NZ Innovation: Who really owns ‘the product’?

Tension between who really owns ‘the product’

A large percentage of our client base has and will always be in the innovation game. Building their entire businesses around a compelling software offering. Over the years as I've come to understand the realities of this challenge through working closely with clients, and as I’ve learnt more about product development, strategy, the process of innovation and best practice methods, I am left with one key question:

Who “owns” these products? 

Because it seems that question has a lot of different answers.

To some extent given what we do for clients we are at the coalface of change in this innovation market. When strategies change with regard to technology, processes and especially people, we’re among the first to know. With this in mind, we’ve witnessed some significant shifts in the past 5 years. As with each of our Insights topics we’ll first turn to the data to uncover any relevant trends. Thanks to our friends at SEEK we’re able to do just that.

Have a look at the two SEEK graphs below:

Business and Systems Analysts job adverts on Seek over the past 5 years

Contrasted with this graph:

Product Management and Development job adverts on Seek over the past 5 years

To understand market trends in the information technology industry across New Zealand we utilised SEEK data. SEEK has 70 per cent market share of ICT jobs across New Zealand so they provide the most accurate reflection of trends within the industry. Each graph shows the job demand in New Zealand over the 5 years from 2010-2015, the first for Business and Systems Analysts and the second for Product Management and Development folk. The way the Job Ad Volume index works is that it is set at 1.0 at the beginning of the period in question and then every month after that is given a value to show the relative movement in demand from that point.

 

Hopefully, it’s fairly obvious that the demand for Business and Systems Analysts is declining while the demand for Product Management and Development people is increasing. Granted, Business Analysts don’t just work in software development, but this may even lead to a more pronounced trend if the ‘business’ side BAs were excluded from the data set. Sadly, we can’t do that.

What we’re trying to establish here is what has changed in how products ‘come about’ in New Zealand, how ideas give life to features and bona fide innovation.

It’s entirely possible that there is little or no linkage between the two trends as the functions are different and other forces have impacted demand. One may not have absorbed part of the other.

Over the course of this series, we’re going to delve into the very nature of realising innovation in New Zealand through product specification and management and get a feel for the journey that our local innovators are on.

Creating inspiring products begins with discovering a product that is valuable, usable and feasible. If you can’t do this then it’s not worth building anything - Marty Cagan from his book Inspired: How to Create Products Customers Love (an ex-E-Bay, Netscape, etc stalwart of product management).

Our observations over the past 10+ years

In the past 10+ years, when it comes to this topic, I feel like we’ve seen it all at Potentia. From the founder-CEO calling all the shots on the product, to marketing driving product decisions, business analysts asked to be inventors, development managers having a key stake and myriad other approaches and variants.

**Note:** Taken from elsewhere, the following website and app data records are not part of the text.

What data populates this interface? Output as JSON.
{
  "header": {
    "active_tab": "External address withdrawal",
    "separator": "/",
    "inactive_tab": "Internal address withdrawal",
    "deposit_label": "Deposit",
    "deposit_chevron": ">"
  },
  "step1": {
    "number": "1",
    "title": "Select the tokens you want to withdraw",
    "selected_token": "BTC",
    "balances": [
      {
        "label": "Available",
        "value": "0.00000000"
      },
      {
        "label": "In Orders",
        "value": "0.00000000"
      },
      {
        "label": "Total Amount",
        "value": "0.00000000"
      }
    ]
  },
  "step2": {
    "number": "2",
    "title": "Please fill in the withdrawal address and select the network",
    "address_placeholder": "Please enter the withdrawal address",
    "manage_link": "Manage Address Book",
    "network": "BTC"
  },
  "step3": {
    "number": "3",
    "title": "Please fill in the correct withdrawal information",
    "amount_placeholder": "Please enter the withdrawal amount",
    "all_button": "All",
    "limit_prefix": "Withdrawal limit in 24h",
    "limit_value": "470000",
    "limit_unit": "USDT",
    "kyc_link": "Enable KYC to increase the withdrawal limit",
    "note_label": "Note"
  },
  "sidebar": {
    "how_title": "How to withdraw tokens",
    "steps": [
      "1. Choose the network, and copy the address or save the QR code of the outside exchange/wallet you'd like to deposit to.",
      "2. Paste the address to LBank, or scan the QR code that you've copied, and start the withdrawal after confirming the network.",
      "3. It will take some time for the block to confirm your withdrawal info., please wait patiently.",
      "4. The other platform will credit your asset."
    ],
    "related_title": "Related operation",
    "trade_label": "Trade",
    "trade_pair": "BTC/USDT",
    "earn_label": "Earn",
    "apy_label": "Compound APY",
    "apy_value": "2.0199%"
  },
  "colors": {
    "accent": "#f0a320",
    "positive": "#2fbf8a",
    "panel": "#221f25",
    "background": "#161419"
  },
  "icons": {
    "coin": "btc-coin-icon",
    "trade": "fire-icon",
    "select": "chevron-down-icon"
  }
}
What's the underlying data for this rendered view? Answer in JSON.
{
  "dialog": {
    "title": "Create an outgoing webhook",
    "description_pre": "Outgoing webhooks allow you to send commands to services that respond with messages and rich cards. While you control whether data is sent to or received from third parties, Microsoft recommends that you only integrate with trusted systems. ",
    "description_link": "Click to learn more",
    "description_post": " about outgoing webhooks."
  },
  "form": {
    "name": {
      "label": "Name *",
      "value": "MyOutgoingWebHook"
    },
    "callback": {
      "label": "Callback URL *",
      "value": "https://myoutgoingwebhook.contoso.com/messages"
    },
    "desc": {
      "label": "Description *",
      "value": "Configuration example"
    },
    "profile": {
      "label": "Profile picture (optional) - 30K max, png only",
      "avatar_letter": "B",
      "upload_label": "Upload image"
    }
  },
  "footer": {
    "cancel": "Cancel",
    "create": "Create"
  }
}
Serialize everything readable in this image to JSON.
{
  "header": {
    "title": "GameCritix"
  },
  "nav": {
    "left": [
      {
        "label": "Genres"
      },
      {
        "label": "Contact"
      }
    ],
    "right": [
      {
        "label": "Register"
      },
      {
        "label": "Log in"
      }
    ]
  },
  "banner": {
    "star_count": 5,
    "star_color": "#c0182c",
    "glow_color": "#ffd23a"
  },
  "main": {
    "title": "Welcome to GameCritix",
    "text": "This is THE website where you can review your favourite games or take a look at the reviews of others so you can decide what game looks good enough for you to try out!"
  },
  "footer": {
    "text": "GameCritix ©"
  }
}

We had our first requirement from a client for a modern software Product Manager (as opposed to a marketing role) in 2009. This software company was maturing, understood the challenges of building lasting products and features that customers really wanted and decided to build a product management team. This sounded awfully silicon valley like and we were impressed with their maturity; that they had the initiative and resources to create products in a better way and one aligned with global best practices. We placed two Product Managers and the company set about redefining processes and effecting the cultural change necessary to ensure the success of the initiative.

For the first year or so it seemed like the approach was indeed a success. The key win was that people had accountability for product specifications and were not encumbered with any of the other responsibilities those in hybrid roles in the past could be distracted by. What started to emerge, however, was that the actual end to end process of product management was poorly defined and did not really abide by any best practices (a la Marty Cagan). So while the initiative was deemed a success, clearly it was far from optimal. In the years since these first experiences, we’ve seen a number of clients embark on the journey and position themselves at different points along the best practice continuum and with differing levels of success.

We’ve seen first hand both successful and failed approaches to product innovation and commercialisation. In true Elon Musk style, we’ve watched as a deeply involved CEO can be the critical difference key product decisions. But we’ve also seen within other clients how the CEO changing tact often can lead to enormous frustration in the team and no real execution of innovation or at least severely hindering of it

It seems that the reality for most companies is that they cannot afford to build a dedicated product management function, to embed expertise through a division of labour. As a result, the position they take on how to create products, and their staffing and process strategies around these is a best-fit approach given their constraints and limited knowledge and resources.

But at what real cost?

To find out what’s actually happening in this space in New Zealand, over the next couple of months, we’re going to talk to people in our innovation community and ask them to share their insights. We’ll interview people at different stages of the journey and get them to discuss their experiences with product discovery, creation, specification and management.